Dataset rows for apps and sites
■ ■ ■ ■
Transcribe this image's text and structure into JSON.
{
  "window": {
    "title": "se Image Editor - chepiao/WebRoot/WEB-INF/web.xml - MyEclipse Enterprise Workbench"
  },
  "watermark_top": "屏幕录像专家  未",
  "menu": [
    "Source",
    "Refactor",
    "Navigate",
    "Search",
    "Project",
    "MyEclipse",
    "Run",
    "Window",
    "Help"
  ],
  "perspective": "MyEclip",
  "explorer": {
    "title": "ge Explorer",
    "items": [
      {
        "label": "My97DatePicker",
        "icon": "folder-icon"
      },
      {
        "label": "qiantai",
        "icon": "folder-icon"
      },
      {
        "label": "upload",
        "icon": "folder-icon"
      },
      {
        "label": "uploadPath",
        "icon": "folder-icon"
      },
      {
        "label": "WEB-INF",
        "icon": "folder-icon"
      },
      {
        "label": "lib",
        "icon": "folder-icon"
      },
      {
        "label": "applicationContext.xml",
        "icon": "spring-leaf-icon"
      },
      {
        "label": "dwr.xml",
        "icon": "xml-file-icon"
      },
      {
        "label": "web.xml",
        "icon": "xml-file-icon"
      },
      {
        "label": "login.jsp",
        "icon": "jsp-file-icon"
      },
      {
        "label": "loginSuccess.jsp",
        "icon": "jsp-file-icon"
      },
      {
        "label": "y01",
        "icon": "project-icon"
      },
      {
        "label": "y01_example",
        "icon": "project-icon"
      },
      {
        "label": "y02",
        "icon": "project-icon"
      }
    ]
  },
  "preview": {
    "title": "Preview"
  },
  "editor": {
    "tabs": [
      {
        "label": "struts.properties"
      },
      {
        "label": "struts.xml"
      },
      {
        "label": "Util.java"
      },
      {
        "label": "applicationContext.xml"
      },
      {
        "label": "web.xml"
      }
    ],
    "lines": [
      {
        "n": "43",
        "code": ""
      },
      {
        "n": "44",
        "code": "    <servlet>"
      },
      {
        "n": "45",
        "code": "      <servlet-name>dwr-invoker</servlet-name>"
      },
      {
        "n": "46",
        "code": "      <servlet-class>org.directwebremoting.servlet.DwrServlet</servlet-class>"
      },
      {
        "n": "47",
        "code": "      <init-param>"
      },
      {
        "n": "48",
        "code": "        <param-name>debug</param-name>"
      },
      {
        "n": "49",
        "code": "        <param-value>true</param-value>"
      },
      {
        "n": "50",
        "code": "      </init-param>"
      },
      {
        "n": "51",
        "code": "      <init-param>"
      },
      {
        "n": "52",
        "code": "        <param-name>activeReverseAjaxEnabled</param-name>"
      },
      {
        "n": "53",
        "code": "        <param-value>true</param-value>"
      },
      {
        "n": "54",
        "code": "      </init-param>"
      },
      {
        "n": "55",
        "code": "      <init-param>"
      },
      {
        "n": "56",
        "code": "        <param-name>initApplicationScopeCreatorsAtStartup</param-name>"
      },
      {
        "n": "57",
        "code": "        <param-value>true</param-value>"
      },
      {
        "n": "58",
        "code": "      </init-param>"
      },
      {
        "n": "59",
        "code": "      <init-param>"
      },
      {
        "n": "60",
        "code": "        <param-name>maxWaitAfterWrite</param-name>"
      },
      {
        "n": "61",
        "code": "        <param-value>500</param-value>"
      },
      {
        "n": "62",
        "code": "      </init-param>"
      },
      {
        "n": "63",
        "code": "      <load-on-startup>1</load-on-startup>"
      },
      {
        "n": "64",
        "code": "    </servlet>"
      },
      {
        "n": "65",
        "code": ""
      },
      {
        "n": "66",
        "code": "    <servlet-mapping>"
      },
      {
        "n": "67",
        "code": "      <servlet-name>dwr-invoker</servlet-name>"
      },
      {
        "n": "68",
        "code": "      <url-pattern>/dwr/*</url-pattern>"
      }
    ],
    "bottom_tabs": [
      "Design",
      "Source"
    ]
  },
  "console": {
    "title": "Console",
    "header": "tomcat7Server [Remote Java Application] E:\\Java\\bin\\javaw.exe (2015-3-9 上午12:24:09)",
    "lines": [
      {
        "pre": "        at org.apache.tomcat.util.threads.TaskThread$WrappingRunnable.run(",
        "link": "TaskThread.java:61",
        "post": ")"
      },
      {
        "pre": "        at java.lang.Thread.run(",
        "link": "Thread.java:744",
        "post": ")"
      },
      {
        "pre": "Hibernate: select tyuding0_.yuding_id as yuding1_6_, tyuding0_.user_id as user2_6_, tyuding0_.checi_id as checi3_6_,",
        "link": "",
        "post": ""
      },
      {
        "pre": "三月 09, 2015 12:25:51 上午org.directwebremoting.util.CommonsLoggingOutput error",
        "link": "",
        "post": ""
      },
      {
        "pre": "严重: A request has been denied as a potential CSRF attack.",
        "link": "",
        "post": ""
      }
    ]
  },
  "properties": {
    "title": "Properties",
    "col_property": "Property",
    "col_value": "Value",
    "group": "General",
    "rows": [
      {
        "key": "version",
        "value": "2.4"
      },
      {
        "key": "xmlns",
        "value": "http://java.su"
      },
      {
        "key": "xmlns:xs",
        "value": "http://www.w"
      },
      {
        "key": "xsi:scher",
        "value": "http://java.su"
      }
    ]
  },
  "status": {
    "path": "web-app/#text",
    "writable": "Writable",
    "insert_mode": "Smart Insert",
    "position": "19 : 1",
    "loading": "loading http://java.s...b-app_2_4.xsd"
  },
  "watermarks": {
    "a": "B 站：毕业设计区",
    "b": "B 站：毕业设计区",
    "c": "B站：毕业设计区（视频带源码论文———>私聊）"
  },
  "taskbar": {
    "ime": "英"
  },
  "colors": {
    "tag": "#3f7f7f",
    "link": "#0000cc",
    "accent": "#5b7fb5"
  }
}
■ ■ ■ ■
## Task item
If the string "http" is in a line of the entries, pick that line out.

## Answer to the problem
        "value": "http://java.su"
        "value": "http://www.w"
        "value": "http://java.su"
    "loading": "loading http://java.s...b-app_2_4.xsd"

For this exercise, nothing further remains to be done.